Humans are built to solve puzzles. The entire course of our evolutionary history has, at its core, been about solving various puzzles. Once upon a time, that meant puzzles like, “How do I kill things to eat them even though I am small?” and, “What should we do with all this poop we keep making?” Now, puzzles are fun and typically involve math, strategy, and logic. Call them brainteasers or mind games or shovelware, puzzles are a gaming genre unto themselves (in addition to being part of just about every other genre too).
But puzzle ubiquity wasn’t always the law of the gaming land. For years, most puzzle games used hopped-up board game mechanics where players did feats of memorization or organization. Puzzle games were often a static, two-dimensional experience that felt more like something you’d find in the back of a newspaper than inside the circuits of a Super Famicom. Great for killing time and a fun distraction, but far from an immersive experience.
Then, everything changed.
Arguably the most important puzzle game ever released, Myst is available now on Xbox Game Pass. Here’s why there’s never been a time to revisit this early ‘90s best-selling classic.
Myst was released in 1993 as the brainchild of brothers Robyn and Rand Miller, who spent most of their careers developing children’s titles. They pitched their creation to Sunsoft as something different.
This wasn’t your standard puzzle game. It was a new genre unto itself, as subsequent sequels, Kickstarters, and spiritual successors would prove. This puzzle game had story, setting, atmosphere — all the trappings of a roleplaying fantasy without the warriors and wizards. Instead, players were plopped onto a mysterious island with little direction and encouraged to explore and observe. There are no lives or fail states or timers in Myst. You either figure stuff out, or you don’t.

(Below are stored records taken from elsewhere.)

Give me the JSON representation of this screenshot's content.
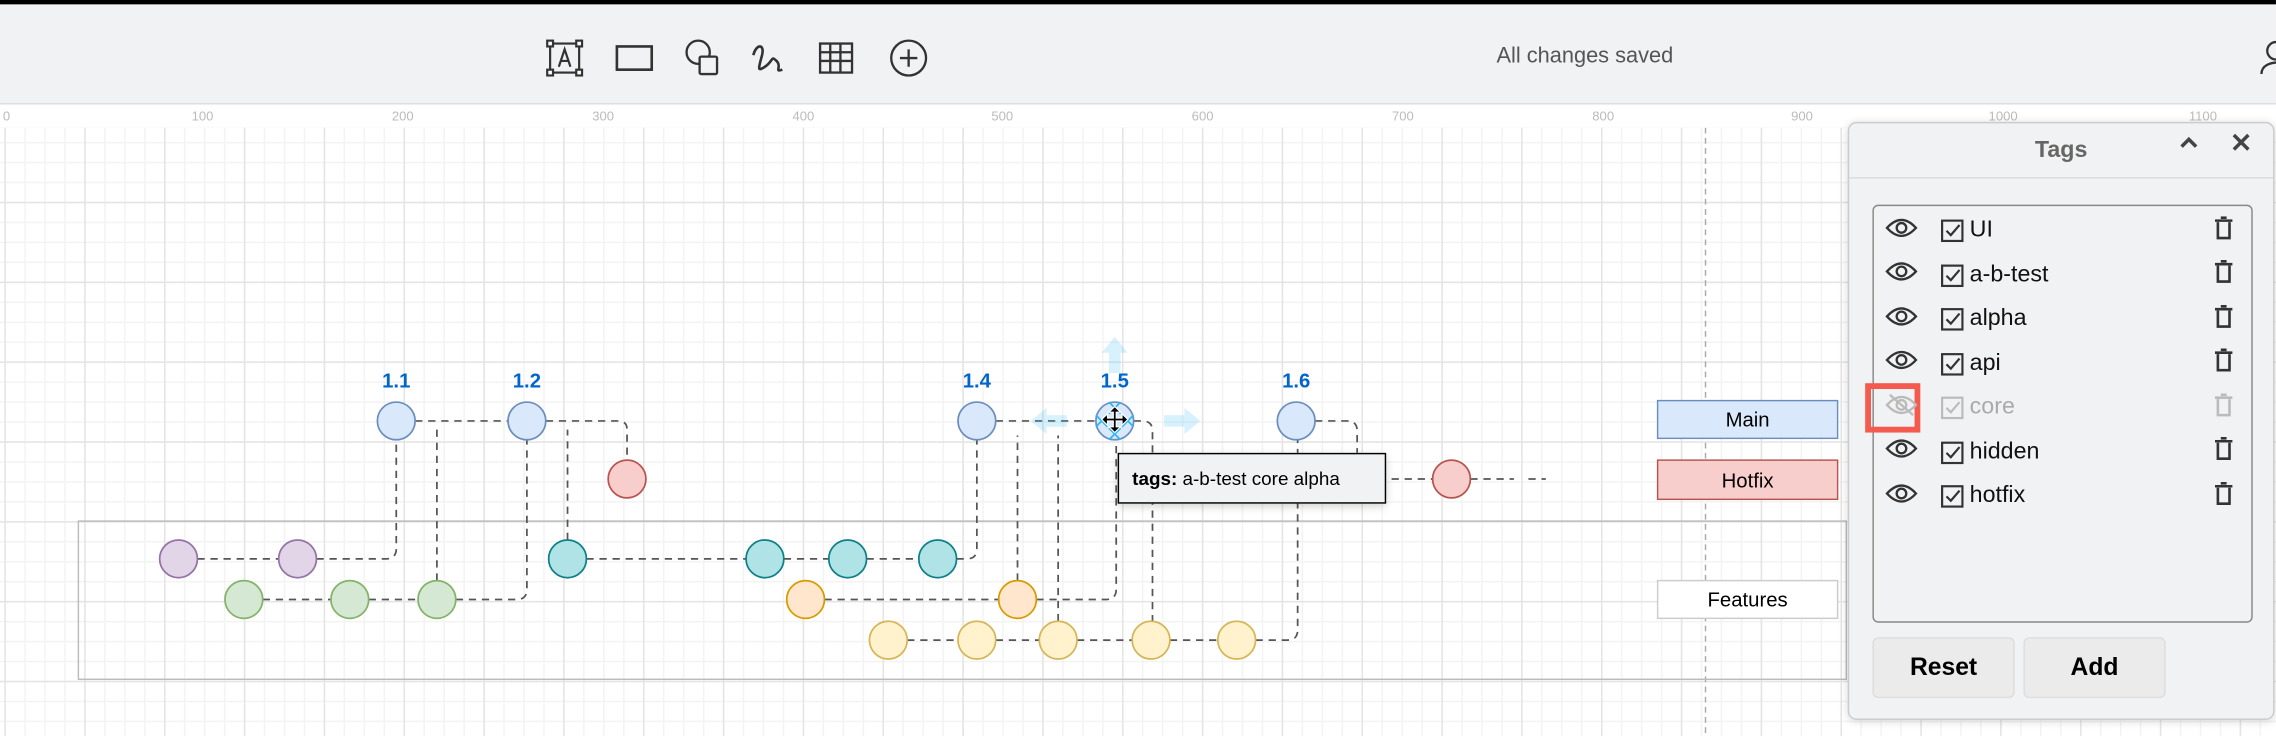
{
  "toolbar": {
    "tools": [
      "text-icon",
      "rectangle-icon",
      "shapes-icon",
      "freehand-icon",
      "table-icon",
      "insert-icon"
    ],
    "status": "All changes saved"
  },
  "ruler": {
    "labels": [
      "0",
      "100",
      "200",
      "300",
      "400",
      "500",
      "600",
      "700",
      "800",
      "900",
      "1000",
      "1100"
    ]
  },
  "diagram": {
    "versions": [
      "1.1",
      "1.2",
      "1.4",
      "1.5",
      "1.6"
    ],
    "legend": {
      "main": "Main",
      "hotfix": "Hotfix",
      "features": "Features"
    },
    "tooltip": {
      "key": "tags:",
      "value": "a-b-test core alpha"
    },
    "colors": {
      "main": "#dae8fc",
      "hotfix": "#f8cecc",
      "purple": "#e1d5e7",
      "green": "#d5e8d4",
      "teal": "#b0e3e6",
      "orange": "#ffe6cc",
      "yellow": "#fff2cc",
      "selection": "#29b6f2"
    }
  },
  "tags_panel": {
    "title": "Tags",
    "items": [
      {
        "name": "UI",
        "visible": true,
        "checked": true
      },
      {
        "name": "a-b-test",
        "visible": true,
        "checked": true
      },
      {
        "name": "alpha",
        "visible": true,
        "checked": true
      },
      {
        "name": "api",
        "visible": true,
        "checked": true
      },
      {
        "name": "core",
        "visible": false,
        "checked": true
      },
      {
        "name": "hidden",
        "visible": true,
        "checked": true
      },
      {
        "name": "hotfix",
        "visible": true,
        "checked": true
      }
    ],
    "reset_label": "Reset",
    "add_label": "Add"
  }
}
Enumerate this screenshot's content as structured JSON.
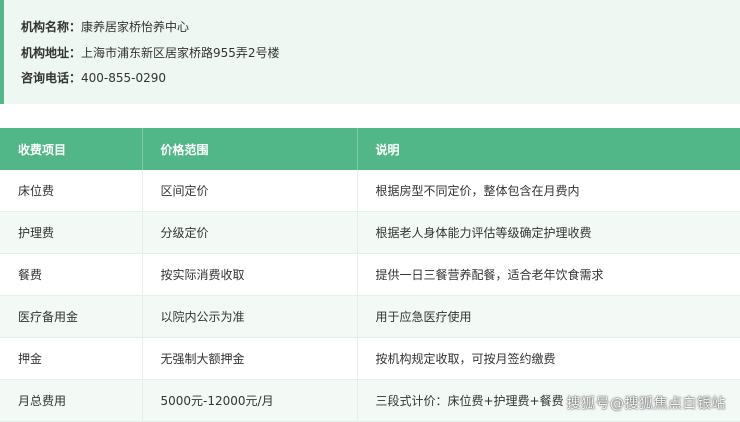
{
  "info": {
    "name_label": "机构名称：",
    "name_value": "康养居家桥怡养中心",
    "address_label": "机构地址：",
    "address_value": "上海市浦东新区居家桥路955弄2号楼",
    "phone_label": "咨询电话：",
    "phone_value": "400-855-0290"
  },
  "table": {
    "headers": [
      "收费项目",
      "价格范围",
      "说明"
    ],
    "rows": [
      [
        "床位费",
        "区间定价",
        "根据房型不同定价，整体包含在月费内"
      ],
      [
        "护理费",
        "分级定价",
        "根据老人身体能力评估等级确定护理收费"
      ],
      [
        "餐费",
        "按实际消费收取",
        "提供一日三餐营养配餐，适合老年饮食需求"
      ],
      [
        "医疗备用金",
        "以院内公示为准",
        "用于应急医疗使用"
      ],
      [
        "押金",
        "无强制大额押金",
        "按机构规定收取，可按月签约缴费"
      ],
      [
        "月总费用",
        "5000元-12000元/月",
        "三段式计价：床位费+护理费+餐费"
      ]
    ]
  },
  "watermark": "搜狐号@搜狐焦点白银站",
  "colors": {
    "accent": "#52b788",
    "info_bg": "#eef7f1",
    "stripe": "#f3faf6"
  }
}
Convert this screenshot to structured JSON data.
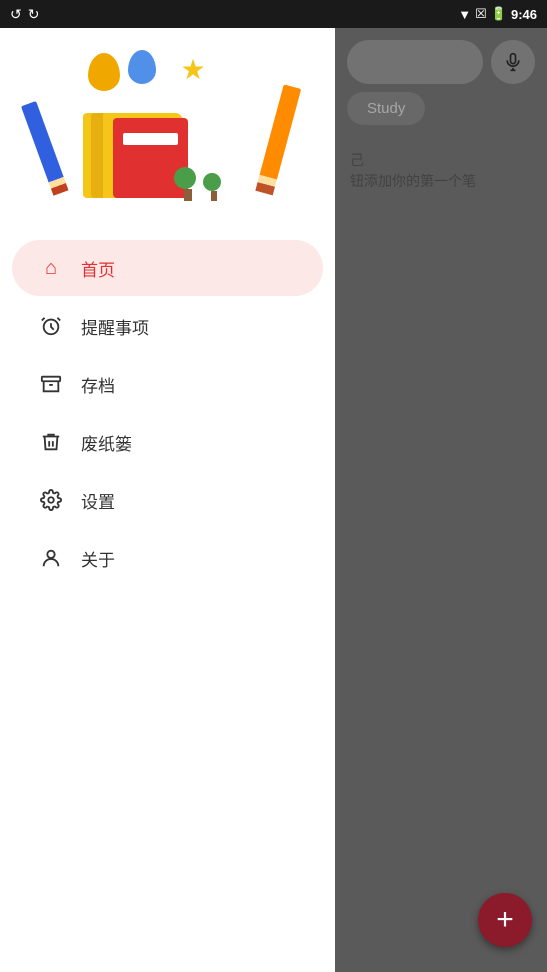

For many gamers, “don’t” was how they experienced Myst. Sure, it was popular. It was the best-selling PC game of all time until it was dethroned by The Sims. I remember being a child in the ‘90s and hearing parents (!) talk about playing this game. One of my classmates made a physical Myst notebook for tracking clues and shared it with my middle school history teacher Mrs. Biddle. It popped up on The Simpsons, which blew my mind.
Even now, Myst is freaking tough. As a point-and-click adventure, it doesn’t age especially well given how many breadcrumbs and clues game developers give us nowadays. If you’re looking for a ludicrous challenge, go in cold with no context and try to solve it all yourself. Let me know when you reach the Mazerunner so I can laugh at your tears.
There is another way, though. A better way, if you value your time and sanity. When Myst launched, the internet wasn’t a thing yet. There were no forums and no sites like Inverse to serve up tips, tricks, cheats, and walkthroughs. You had some gaming magazines, some word-of-mouth, and the occasional gamer tips hotline. That’s it.
Now, things are different. Now, you can dive into Myst and confront the game that daunted you for decades with YouTube in your back pocket. You can experience all the things that made it a bestselling phenomenon with the benefit of a little help every now and then (or a lot). You can play Myst on your own terms and maybe process some unresolved childhood angst. Remember, the real puzzle is the rage quits we had along the way.
Myst is available now on Game Pass, as well as for sale on Nintendo Switch, PC, and Playstation.